As Novac writes on the 12th of September, 2020, half a year after the devastating earthquake in which one person lost their life and about 25,000 houses and buildings were damaged, the major Zagreb restoration is ready to begin, which is still associated with many doubts. The only certain thing is that it will be expensive and long-lasting. Scaffolding and cranes will be a common sight on the streets of Zagreb for years to come, especially in the city centre where the damage was the greatest. For many, there will be a lot of work to be done.
“Croatian producers must have priority in the post-earthquake Zagreb restoration”, emphasised the Vice President of the Croatian Chamber of Commerce for Construction, Transport and Communications, Mirjana Cagalj, presenting a new project of the Croatian Chamber of Commerce under the name – Let’s build Croatian. She stated that the damage done to the Croatian capital estimates range up to 86 billion kuna, and it’s difficult to say with certainty how much the complete reconstruction will cost.
“It regards a lot of public money that requires transparent spending and support for the Croatian economy. It will take decades, depending on the inflow of funds. Thw Zagreb restoration project is a great opportunity. From this, the city can come out more beautiful and safer than it was before, and our construction industry and economy will become stronger. History teaches us that these unfortunate situations can be an opportunity for the future of Zagreb.
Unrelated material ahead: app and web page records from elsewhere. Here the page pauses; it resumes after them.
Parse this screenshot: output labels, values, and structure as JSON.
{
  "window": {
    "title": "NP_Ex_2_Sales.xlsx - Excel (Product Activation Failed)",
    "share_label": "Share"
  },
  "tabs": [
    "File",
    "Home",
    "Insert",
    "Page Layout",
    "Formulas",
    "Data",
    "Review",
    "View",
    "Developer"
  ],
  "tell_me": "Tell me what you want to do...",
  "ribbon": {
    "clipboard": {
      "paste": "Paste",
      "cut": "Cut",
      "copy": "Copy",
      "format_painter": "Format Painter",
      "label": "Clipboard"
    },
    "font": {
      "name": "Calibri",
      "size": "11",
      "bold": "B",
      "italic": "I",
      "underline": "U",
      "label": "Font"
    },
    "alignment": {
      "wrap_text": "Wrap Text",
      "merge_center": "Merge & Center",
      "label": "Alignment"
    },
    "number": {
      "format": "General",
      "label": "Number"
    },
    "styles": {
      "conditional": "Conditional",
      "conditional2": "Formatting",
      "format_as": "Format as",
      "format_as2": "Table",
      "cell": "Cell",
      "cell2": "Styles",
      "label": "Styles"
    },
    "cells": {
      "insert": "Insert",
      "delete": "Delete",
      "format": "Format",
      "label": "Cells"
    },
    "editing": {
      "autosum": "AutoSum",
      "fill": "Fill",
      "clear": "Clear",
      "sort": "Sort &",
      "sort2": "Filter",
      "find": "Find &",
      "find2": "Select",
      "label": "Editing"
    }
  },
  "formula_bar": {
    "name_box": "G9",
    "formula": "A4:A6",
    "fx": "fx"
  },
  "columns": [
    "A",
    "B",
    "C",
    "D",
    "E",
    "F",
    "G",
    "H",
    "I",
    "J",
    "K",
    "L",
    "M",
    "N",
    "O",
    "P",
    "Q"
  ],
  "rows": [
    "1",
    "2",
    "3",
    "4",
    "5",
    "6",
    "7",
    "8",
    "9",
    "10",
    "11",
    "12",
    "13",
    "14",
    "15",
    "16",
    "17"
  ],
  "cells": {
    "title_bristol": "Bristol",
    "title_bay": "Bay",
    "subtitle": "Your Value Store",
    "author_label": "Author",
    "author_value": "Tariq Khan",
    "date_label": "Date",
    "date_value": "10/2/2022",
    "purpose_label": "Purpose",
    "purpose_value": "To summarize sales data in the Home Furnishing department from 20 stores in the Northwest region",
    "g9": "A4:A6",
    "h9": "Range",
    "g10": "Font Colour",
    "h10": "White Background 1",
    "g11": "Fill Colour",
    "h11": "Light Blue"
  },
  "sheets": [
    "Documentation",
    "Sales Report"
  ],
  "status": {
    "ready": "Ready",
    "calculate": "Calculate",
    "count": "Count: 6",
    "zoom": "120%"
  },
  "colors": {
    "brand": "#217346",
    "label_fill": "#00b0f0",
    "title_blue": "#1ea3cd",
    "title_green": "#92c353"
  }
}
After the earthquake which struck back in 1880, Zagreb became a modern Central European city, and until then it was a small town,” noted Mirjana Cagalj, who believes that the idea that Croatian producers must have priority in the Zagreb restoration process.
“In the case of this project, we can say that there are three lines of action – towards the state, regional and local self-government and towards all professions and actors involved in construction. We have connected professions through the associations of the Croatian Chamber of Commerce with the Ministry of Physical Planning, Construction and State Property, the Faculty of Civil Engineering, the Croatian Chamber of Civil Engineers and Architects, HUPFAS and other institutions. The Chamber already had an online database of Croatian companies and products, our Catalog of Croatian Products, and now we’ve adapted it especially for renovation products in order to make the process of including Croatian products as simple as possible. We’d like to invite our clients to send out a strong and unequivocal message that they want to preserve Croatian manufacturers and jobs in the production of construction materialsm” pointed out Cagalj, adding that the reconstruction of a city of millions is a complex job in which there is room for people from a wide array of sectors.
The lack of manpower in Croatian construction companies is often mentioned as a major problem, which is why many large construction jobs in Croatia are carried out by foreign companies.
“This problem didn’t just pop up yesterday and it has its oscillations. From 2008 to 2015, the construction sector lost almost 40,000 jobs. Although the building sector began to recover in 2015, many workers left Croatia, some retrained for other occupations, and there was no quota at that time. We’ve been importing workers since back in 2017, but it’s difficult for qualified labour from third countries to choose to come to work in Croatia. Although a large number of the largest construction companies were lost in that crisis, and now we’ve got a situation in which projects are being carried out by foreign companies and the Croatian ones work as subcontractors, this doesn’t necessarily mean a slow down for the Zagreb restoration process. We have enough capacities for the work ahead of us. The contractors and manufacturers of materials and equipment are ready,” claimed Mirjana Cagalj, who also provided an answer to the question of how the state or the Croatian Chamber of Commerce can give preference to Croatian companies during the Zagreb restoration process, especially if foreign companies will offer better and cheaper products and services.
“We’re aware of the EU principles of the open market, but it’s crucial to make the professional and general public aware that Croatian products have quality. In the law itself, we presented the possibility of implementing provisions that would enable the greater use of Croatian products through the faster implementation of tenders with the proximity and availability of products and services. Thus, the main criterion is the criterion of urgency in supply. In this way, through technical specifications, we’ll provide an opportunity for Croatian resources without the need for discriminatory provisions for other EU entities,” said the Vice President of the Croatian Chamber of Commerce.